Just the Facts
Five Facts on the Mueller Investigation
By Emma Petasis
April 19, 2019 | Blog
The release of the Mueller report comes after a two-year long investigation conducted by special counsel Robert Mueller. Here are five facts.
1. The redacted Mueller report was released to Congress and the public on April 18.
The Mueller report was released with redactions on April 18, 2019, with only about 8% of the report containing redacted material. Congress will now have the ability to determine if any parts of the report merit further investigation. House Judiciary Chairman Jerry Nadler stated he would subpoena for the full report without redactions, as well as requesting Mueller’s testimony before the Judiciary Committee. House Speaker Nancy Pelosi and Senate Minority Leader Chuck Schumer additionally argued that Mueller’s testimony would “restore public trust,” while House Republican Leader McCarthy urges Democrats to move on and work on other issues now that the investigation has concluded. President Trump has dismissed the Mueller report, stating it is fabricated and untrue. Believing it was made to make him look bad by Democrats, Trump insists there was no obstruction in addition to the findings of no collusion.
2. Robert Mueller was appointed as special counsel to the Russia probe in 2017.
Deputy Attorney General Rod Rosenstein appointed Robert Mueller in May 2017 as a special counsel to investigate Russia’s interference in the 2016 presidential election. This probe expanded to include an investigation of President Trump for possible obstruction of justice the following month.
3. The Steele dossier, also known as the Trump-Russia dossier prompted early investigations.

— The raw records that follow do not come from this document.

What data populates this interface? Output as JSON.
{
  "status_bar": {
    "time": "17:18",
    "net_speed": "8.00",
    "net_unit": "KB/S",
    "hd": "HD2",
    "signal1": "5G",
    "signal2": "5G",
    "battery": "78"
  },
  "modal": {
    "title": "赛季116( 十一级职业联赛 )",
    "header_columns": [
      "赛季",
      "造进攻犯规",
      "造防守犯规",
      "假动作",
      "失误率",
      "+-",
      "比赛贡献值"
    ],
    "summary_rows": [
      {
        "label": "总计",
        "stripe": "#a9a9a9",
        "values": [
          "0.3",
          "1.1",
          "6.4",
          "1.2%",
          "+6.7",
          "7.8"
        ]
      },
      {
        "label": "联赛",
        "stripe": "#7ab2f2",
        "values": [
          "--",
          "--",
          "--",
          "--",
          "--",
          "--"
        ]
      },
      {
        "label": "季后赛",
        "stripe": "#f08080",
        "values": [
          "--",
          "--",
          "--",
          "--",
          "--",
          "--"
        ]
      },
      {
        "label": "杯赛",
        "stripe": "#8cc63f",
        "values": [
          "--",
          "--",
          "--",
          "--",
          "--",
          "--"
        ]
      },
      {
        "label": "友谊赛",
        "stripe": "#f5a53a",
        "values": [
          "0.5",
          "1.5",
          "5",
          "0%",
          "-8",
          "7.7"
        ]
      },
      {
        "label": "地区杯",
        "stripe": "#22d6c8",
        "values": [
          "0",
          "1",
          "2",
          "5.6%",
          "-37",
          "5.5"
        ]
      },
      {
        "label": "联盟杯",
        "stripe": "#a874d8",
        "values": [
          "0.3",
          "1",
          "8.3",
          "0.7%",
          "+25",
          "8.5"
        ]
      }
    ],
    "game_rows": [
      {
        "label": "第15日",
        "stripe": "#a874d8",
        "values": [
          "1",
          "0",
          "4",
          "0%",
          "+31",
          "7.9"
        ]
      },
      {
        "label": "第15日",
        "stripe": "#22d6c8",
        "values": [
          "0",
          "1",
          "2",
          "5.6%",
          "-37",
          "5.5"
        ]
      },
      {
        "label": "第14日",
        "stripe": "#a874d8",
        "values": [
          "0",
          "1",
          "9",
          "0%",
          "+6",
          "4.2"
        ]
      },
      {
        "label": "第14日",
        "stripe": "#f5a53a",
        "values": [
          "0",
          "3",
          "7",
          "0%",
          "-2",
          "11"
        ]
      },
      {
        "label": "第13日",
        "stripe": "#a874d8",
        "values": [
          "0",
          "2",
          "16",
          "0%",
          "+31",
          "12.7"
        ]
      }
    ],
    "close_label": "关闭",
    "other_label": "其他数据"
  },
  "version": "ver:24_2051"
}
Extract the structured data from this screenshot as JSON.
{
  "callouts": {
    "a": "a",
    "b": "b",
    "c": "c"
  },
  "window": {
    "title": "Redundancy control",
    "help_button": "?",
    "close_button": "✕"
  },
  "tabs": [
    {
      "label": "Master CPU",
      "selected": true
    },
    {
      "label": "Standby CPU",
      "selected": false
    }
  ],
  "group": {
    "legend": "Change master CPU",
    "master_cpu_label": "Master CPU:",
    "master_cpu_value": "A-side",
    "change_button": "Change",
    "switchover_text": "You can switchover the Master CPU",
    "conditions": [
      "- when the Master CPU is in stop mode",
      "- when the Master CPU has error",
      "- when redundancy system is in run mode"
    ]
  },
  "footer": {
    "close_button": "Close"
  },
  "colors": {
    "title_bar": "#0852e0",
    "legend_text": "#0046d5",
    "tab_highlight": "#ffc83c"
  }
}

Christopher Steele worked for British intelligence and comprised a series of documents claiming conspiracy between Russia and the Trump campaign during the 2016 election. The dossier claims that Russia interfered with the election by releasing damaging information on Hillary Clinton and assisting Trump win. All documents were published by Buzzfeed in 2017 before any of its contents were verified, and while some vindicate its release, it has been largely discredited.
4. Almost 200 people were charged as a result of the investigation, including Russian nationals and groups.
In October of 2017, Trump’s campaign manager Paul Manafort and his business associate Rick Gates were indicted with 12 counts of conspiracy against the U.S. as well as money laundering, the first of several charges that would be leveled against people in or connected to the 2016 Trump presidential campaign. That following December, the former national security advisor Michael Flynn plead guilty to making false statements to the FBI in regard to conversations with Russian contacts. In February of 2018, 13 Russian nationals and 3 Russian companies were indicting for their interference with the 2016 election and violating criminal laws through propaganda. That following July, 12 more Russian intelligence officers were indicted for the release of the Democratic emails during the 2016 campaign. Trump’s attorney Michael Cohen then had his home and office raided by FBI, and was subsequently charged with finance violations, tax evasion, and lying to congress. Cohen then testified in front of a House committee, stating he was instructed by President Trump to pay hush money to women alleging affairs with Trump.
5. The full Mueller report was about 400 pages, and Attorney General William Barr sent a four-page summary to Congress.
Barr received the report on March 22 and sent a four-page summary report to Congress two days later stating that the investigation did not establish conspiracy or collusion with Russia and the Trump campaign. Regarding the investigation of obstruction of Justice, the Mueller report stated while it “does not conclude that the President committed a crime, it also does not exonerate him.”